Each meeting will start with a half-hour presentation of Isao Yoshino, who was 40 years manager at Toyota, including time for Q&A. In this half-hour, we will learn from experiences at Toyota about the roles, responsibilities and skills of LEAN operations manager. After this, we will discuss the need to add or specify the work of the operations director or managers from an Industry 4.0 viewpoint.
Short overview of the three meetings and the topics in the first part of the meetings:
|Date||Topic that will be covered by Yoshino.|
9.00 – 10.00
|How come the Toyota’s operations function is still world-class? What is the focus of the operations manager/director? And what is his/her role and responsibility?|
|March 4th, 9.00 – 10.00||What are key capabilities of operations managers/directors at Toyota? Which skills are needed?|
|March 11th, 9.00 – 10.00||How to develop Operations Managers/Directors? How to create on-the-job training for Operations Managers/Directors?|
We will send you before each of the sessions a very short questionnaire, consisting of a limited number of statements to be assessed by means of a nine-point scale. The outcome of each questionnaire is, next to responses on Yoshino’s presentation, input for discussion.
After the three meetings, we will have a more complete picture of what to expect from the LEAN4.0 operations manager. This is our main objective. Researchers in the LEAN4.0 project will take case of final reporting, available for all attendees.
The sessions will be moderated by professor/lector Jannes Slomp of the HAN University of Applied Research. If you want to join the sessions, please send an email to firstname.lastname@example.org. He will add you to the MSTeams meetings. There are no costs involved for managers who will join the meetings.
About the speakers
Isao Yoshino is a 40-year Toyota leader and spent a total of 14 years in the United States working on various projects; manufacturing, locally in Florida, water-ski boats equipped with Lexus engines, market research on stationary fuel cell equipment, etc. In 1979 and 1980, he became in charge of “Manager-Development Program”, which was a two-year company-wide program (called “Kan-Pro” in Japanese) for all the back-office managers at Toyota HQs in Japan. All managers created their own Hoshin Kanri documents using an A3 and went through a presentation two times a year (in June & December) with the officers attending for Q & A sessions. Through those two years, he witnessed all the managers reconfirm their roles & responsibilities and also relearn the importance of Hoshin Kanri. Yoshino believes the “Kan-Pro” campaign is one of the key practices that made Toyota what it is now.

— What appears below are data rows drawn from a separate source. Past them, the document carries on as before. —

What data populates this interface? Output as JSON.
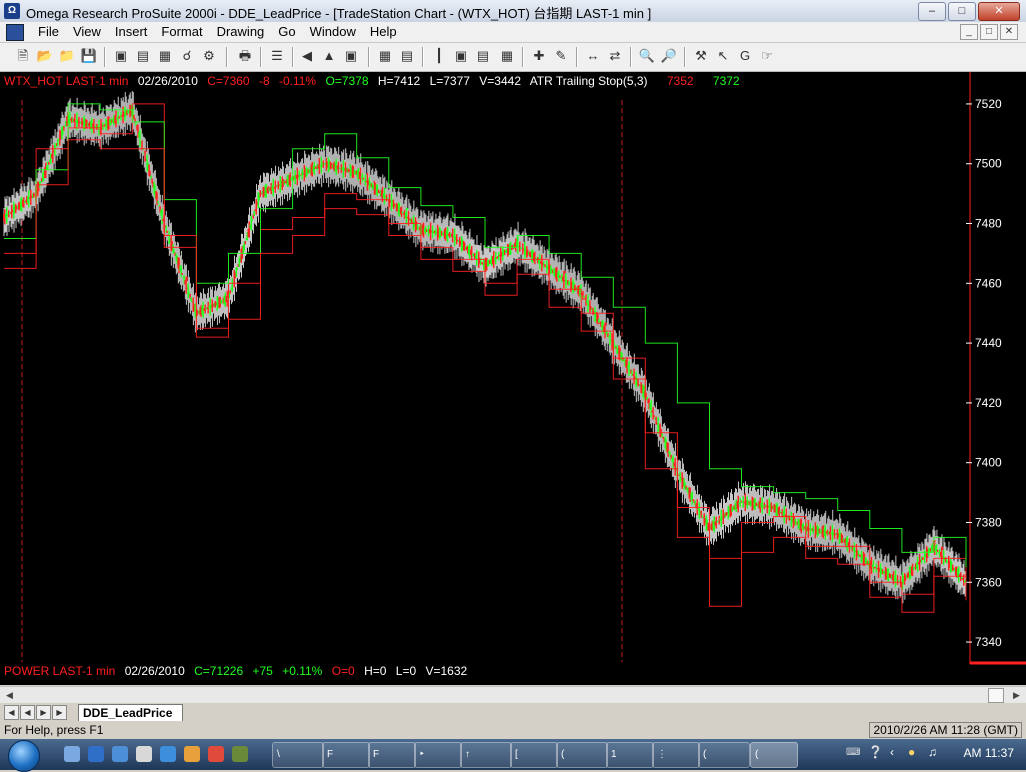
{
  "window": {
    "title": "Omega Research ProSuite 2000i - DDE_LeadPrice - [TradeStation Chart - (WTX_HOT) 台指期 LAST-1 min ]"
  },
  "menu": [
    "File",
    "View",
    "Insert",
    "Format",
    "Drawing",
    "Go",
    "Window",
    "Help"
  ],
  "info_line1": {
    "symbol": "WTX_HOT LAST-1 min",
    "date": "02/26/2010",
    "close": "C=7360",
    "change": "-8",
    "pct": "-0.11%",
    "open": "O=7378",
    "high": "H=7412",
    "low": "L=7377",
    "volume": "V=3442",
    "indicator": "ATR Trailing Stop(5,3)",
    "ind_val1": "7352",
    "ind_val2": "7372"
  },
  "info_line2": {
    "symbol": "POWER LAST-1 min",
    "date": "02/26/2010",
    "close": "C=71226",
    "change": "+75",
    "pct": "+0.11%",
    "open": "O=0",
    "high": "H=0",
    "low": "L=0",
    "volume": "V=1632"
  },
  "chart_data": {
    "type": "line",
    "y_ticks": [
      "7520",
      "7500",
      "7480",
      "7460",
      "7440",
      "7420",
      "7400",
      "7380",
      "7360",
      "7340"
    ],
    "ylim": [
      7334,
      7526
    ],
    "x": [
      0,
      10,
      20,
      30,
      40,
      50,
      60,
      70,
      80,
      90,
      100,
      110,
      120,
      130,
      140,
      150,
      160,
      170,
      180,
      190,
      200,
      210,
      220,
      230,
      240,
      250,
      260,
      270,
      280,
      290,
      300
    ],
    "series": [
      {
        "values": [
          7482,
          7490,
          7515,
          7512,
          7518,
          7480,
          7450,
          7455,
          7490,
          7495,
          7500,
          7497,
          7488,
          7478,
          7476,
          7466,
          7473,
          7465,
          7457,
          7440,
          7423,
          7397,
          7378,
          7387,
          7385,
          7378,
          7376,
          7366,
          7360,
          7372,
          7360
        ]
      },
      {
        "values": [
          7470,
          7505,
          7512,
          7510,
          7520,
          7472,
          7445,
          7460,
          7478,
          7482,
          7490,
          7488,
          7480,
          7472,
          7468,
          7460,
          7468,
          7458,
          7450,
          7435,
          7410,
          7385,
          7368,
          7380,
          7382,
          7372,
          7372,
          7360,
          7356,
          7368,
          7358
        ]
      },
      {
        "values": [
          7475,
          7498,
          7520,
          7518,
          7514,
          7488,
          7460,
          7470,
          7485,
          7505,
          7510,
          7502,
          7492,
          7486,
          7482,
          7472,
          7476,
          7470,
          7462,
          7452,
          7440,
          7420,
          7398,
          7392,
          7390,
          7388,
          7384,
          7378,
          7370,
          7375,
          7365
        ]
      },
      {
        "values": [
          7465,
          7493,
          7508,
          7505,
          7505,
          7476,
          7442,
          7448,
          7470,
          7476,
          7485,
          7483,
          7476,
          7468,
          7464,
          7456,
          7463,
          7452,
          7444,
          7428,
          7398,
          7375,
          7352,
          7370,
          7375,
          7368,
          7366,
          7355,
          7350,
          7362,
          7354
        ]
      }
    ]
  },
  "tab": {
    "label": "DDE_LeadPrice"
  },
  "status": {
    "help": "For Help, press F1",
    "datetime": "2010/2/26 AM 11:28 (GMT)"
  },
  "taskbar": {
    "clock": "AM 11:37"
  }
}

In 1983, he was assigned to the manager of a newly-established training section for NUMMI’s shop floor leaders. He hired John Shook from outside and other staff members from within to develop a hands-on training program for American shop floor group/team leaders who travelled from Fremont, California. In June, 1984, Yoshino and his team started training American shop floor leaders for three weeks at Toyota’s plant. He saw some changes emerging in the US trainees’ mind and their attitude.
Jannes Slomp is Full Professor World Class Performance at the HAN University of Applied Sciences in The Netherlands. He wrote and co-authored about 50 papers in academic journals, more than 40 papers for scientific conferences, and 11 chapters in scientific books. In addition, he wrote several papers in professional journals. His interests concern lean and quick response manufacturing, automated technologies and lean product development. He has been involved in many industrial projects and has a large network both in industry and in the academic world. In his current position as Full Professor World Class Performance, he is responsible for setting up and running innovative research projects together with industrial partners. His research group includes over 20 scientific staff members.